- Agronomic: canola, peas (field, cowpeas), wheat
- Vegetables: broccoli, cabbages, greens (leafy), greens (lettuces), peppers
- Crop Production: cover crops, crop rotation
- Education and Training: extension, networking, on-farm/ranch research, workshop
- Natural Resources/Environment: indicators
- Production Systems: agroecosystems, dryland farming, organic agriculture
- Soil Management: green manures, organic matter, soil quality/health
- Sustainable Communities: partnerships, sustainability measures
To improve farming sustainability and resiliency, growers in the Inland Pacific Northwest (IPNW) are transitioning from traditional cereal production systems by diversifying crops and rotations. Diversification with cover crops benefits soil health and increases agroecosystem resiliency. However, adoption of this alternative strategy is novel in the IPNW and it is unknown how aspirational crops and cropping systems impact belowground soil arthropod communities. Conserving soil arthropod biodiversity and function is critical to soil health, decomposition, nutrient cycling, and pest control and promotes plant productivity. This project will compare belowground arthropod community composition and functionality in soils under cover crops with soils from less intensive and less diverse “business-as-usual” practices on three, representative working farms over two-years. To complement the on-farm surveys, a replicated small-plot study will examine how cover crop taxonomic and functional diversity drives soil arthropod community dynamics. Finally, to tie soil arthropod community composition to function, manipulative field experiments will examine associations between arthropod biodiversity and residue decomposition. This study will be the first in the region to examine rigorously how cover crop diversity impacts the biodiversity of belowground arthropod communities and their contributions to soil processes. Results will be disseminated to regional farmers through outreach at cereal schools, field days, and extension literature, and to the scientific community via peer-reviewed publications and presentations at professional meetings. Outcomes will be more informed adoption and improved management of cover crops as a component of sustainable farming practices and improved understanding of arthropods in agricultural soils.
Project objectives from proposal:
1. Determine how cover crops currently used by some producers in the IPNW affect soil faunal diversity. Working on three cooperating producers’ farms we will assess the effect of cover crops vs. BAU farming without cover crops on belowground arthropod biodiversity over two years. We will test the hypothesis that soil arthropod biodiversity is greater under cover crops than in the absence of cover crops.

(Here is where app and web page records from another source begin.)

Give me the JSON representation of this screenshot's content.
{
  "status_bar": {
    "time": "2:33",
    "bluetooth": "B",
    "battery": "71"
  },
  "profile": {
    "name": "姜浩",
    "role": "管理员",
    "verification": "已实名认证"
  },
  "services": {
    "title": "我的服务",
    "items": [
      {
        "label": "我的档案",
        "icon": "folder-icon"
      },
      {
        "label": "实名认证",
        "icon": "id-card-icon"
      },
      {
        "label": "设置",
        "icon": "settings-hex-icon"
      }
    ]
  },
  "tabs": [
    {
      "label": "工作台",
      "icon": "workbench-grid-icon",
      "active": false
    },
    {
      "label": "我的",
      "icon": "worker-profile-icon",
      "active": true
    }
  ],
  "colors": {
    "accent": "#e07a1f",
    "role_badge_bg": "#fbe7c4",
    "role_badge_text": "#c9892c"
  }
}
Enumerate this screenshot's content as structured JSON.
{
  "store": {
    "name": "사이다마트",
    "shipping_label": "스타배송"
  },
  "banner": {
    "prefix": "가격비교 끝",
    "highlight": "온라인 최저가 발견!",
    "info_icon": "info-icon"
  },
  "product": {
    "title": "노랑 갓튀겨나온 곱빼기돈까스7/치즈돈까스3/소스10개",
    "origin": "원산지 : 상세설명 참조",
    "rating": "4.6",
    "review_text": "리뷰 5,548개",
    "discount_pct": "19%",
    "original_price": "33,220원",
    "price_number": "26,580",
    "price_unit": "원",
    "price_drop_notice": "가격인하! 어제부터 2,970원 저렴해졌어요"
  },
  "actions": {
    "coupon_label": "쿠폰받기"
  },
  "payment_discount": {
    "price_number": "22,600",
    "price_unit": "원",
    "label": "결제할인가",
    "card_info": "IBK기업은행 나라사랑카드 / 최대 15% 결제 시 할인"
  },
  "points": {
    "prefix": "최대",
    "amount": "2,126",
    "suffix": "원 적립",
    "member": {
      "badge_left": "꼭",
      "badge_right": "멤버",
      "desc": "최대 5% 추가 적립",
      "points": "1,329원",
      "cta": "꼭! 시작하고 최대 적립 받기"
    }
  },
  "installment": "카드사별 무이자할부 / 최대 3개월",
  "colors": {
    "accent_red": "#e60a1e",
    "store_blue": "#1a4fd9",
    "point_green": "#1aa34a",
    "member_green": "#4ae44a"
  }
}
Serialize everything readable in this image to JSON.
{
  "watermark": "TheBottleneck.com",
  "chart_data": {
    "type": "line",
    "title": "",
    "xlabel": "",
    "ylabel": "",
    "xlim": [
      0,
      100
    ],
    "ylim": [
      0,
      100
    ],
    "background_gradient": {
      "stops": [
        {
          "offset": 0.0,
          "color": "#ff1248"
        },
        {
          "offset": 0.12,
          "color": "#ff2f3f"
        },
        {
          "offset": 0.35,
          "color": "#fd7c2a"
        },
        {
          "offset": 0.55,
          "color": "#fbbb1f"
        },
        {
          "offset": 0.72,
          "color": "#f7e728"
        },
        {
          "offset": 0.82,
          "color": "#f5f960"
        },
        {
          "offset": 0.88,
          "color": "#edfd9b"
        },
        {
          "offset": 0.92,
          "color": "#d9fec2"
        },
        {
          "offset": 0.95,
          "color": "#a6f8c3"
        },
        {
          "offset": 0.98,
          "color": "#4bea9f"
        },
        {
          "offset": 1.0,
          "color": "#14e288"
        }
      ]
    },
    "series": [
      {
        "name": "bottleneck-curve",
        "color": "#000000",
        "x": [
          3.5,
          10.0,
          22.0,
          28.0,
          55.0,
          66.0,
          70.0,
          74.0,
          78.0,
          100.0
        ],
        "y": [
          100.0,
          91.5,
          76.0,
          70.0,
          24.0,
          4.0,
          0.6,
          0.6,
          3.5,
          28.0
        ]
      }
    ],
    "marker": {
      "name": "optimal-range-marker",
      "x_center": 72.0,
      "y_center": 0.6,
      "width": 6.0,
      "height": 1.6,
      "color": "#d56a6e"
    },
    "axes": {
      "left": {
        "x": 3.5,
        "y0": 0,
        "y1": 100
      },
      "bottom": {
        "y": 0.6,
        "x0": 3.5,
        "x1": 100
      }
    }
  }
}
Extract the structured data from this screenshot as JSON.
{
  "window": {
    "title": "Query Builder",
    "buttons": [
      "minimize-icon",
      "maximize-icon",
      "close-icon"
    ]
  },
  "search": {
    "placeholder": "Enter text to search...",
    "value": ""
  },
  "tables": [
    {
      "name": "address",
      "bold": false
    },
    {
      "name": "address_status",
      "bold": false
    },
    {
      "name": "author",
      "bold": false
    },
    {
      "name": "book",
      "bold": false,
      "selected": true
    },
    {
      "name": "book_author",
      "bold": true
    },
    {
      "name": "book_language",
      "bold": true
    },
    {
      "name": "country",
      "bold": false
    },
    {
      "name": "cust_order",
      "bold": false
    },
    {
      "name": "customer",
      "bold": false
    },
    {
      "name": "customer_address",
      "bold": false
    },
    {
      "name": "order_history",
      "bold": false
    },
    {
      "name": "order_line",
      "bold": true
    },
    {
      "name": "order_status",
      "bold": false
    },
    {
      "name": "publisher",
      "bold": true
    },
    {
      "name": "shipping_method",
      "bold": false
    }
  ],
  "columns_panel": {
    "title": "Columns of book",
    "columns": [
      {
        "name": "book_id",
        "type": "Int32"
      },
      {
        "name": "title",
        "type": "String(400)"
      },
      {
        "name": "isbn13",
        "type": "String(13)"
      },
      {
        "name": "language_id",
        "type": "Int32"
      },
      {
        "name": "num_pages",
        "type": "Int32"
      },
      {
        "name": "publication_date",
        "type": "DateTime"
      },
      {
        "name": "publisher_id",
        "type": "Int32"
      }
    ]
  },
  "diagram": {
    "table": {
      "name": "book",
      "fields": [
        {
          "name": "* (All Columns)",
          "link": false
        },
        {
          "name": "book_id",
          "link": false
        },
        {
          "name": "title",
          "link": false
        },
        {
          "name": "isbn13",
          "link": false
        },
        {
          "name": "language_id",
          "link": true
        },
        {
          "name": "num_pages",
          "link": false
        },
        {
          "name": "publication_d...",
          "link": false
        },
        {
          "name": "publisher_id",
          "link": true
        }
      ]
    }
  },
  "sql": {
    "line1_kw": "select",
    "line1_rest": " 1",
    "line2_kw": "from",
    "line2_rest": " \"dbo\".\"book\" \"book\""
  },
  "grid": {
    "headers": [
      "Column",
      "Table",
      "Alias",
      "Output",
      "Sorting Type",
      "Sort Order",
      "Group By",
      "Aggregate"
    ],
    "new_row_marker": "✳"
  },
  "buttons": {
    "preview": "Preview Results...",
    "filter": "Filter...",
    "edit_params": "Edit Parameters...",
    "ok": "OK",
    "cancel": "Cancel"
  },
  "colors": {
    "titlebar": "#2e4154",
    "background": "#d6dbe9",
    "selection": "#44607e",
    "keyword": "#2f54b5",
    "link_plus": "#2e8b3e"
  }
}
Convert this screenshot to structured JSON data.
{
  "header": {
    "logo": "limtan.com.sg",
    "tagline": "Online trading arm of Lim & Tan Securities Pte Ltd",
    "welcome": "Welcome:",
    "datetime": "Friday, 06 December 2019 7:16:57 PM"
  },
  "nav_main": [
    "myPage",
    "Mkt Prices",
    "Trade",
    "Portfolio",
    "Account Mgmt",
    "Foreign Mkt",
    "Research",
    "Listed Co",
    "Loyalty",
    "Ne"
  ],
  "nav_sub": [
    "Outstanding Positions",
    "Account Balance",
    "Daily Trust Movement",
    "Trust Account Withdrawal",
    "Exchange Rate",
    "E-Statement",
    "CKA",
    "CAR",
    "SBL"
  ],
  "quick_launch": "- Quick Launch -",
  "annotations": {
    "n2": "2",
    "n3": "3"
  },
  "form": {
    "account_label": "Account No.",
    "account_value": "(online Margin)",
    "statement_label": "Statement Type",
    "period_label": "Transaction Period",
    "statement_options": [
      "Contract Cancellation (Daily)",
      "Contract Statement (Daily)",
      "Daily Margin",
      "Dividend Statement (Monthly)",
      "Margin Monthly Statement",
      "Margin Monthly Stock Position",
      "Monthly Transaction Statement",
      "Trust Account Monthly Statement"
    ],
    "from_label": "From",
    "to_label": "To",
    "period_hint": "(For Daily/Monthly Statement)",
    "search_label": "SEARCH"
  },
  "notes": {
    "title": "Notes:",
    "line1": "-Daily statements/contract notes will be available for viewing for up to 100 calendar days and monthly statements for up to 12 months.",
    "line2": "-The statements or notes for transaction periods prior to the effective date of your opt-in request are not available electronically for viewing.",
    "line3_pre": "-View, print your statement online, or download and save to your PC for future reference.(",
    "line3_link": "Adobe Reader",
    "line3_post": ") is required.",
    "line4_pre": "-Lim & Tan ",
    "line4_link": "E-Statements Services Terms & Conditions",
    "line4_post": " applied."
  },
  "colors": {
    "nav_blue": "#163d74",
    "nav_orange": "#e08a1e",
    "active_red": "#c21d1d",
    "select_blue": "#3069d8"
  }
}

2. Determine whether cover crops with greater plant species diversity have greater belowground arthropod biodiversity. In small-plot studies with collaborators at an NRCS site, we will assess the effects of experimentally manipulated cover crop diversity on the abundance and diversity of belowground arthropods. We will test the hypothesis that soil arthropod diversity increases in response to increased cover crop diversity.
3. Measure the association between soil arthropod diversity and a key soil ecosystem function, crop residue decomposition. On soils with differing belowground arthropod diversity as assessed in Objective 2 we will measure decomposition rates of a standardized cover crop residue. We will test the hypothesis that rates of residue decomposition increase with soil arthropod community diversity. In year 2 of the study, we will validate results on producer farms to provide them with information on arthropod-mediated residue decomposition rates in their fields.
4. Assess IPNW soil health using arthropods as bioindicators. The QBS-ar index will be used evaluate soils in cover crops and BAU farming and among treatments in the small plot study to demonstrate the applicability of this novel tool for assessing soil health in the IPNW.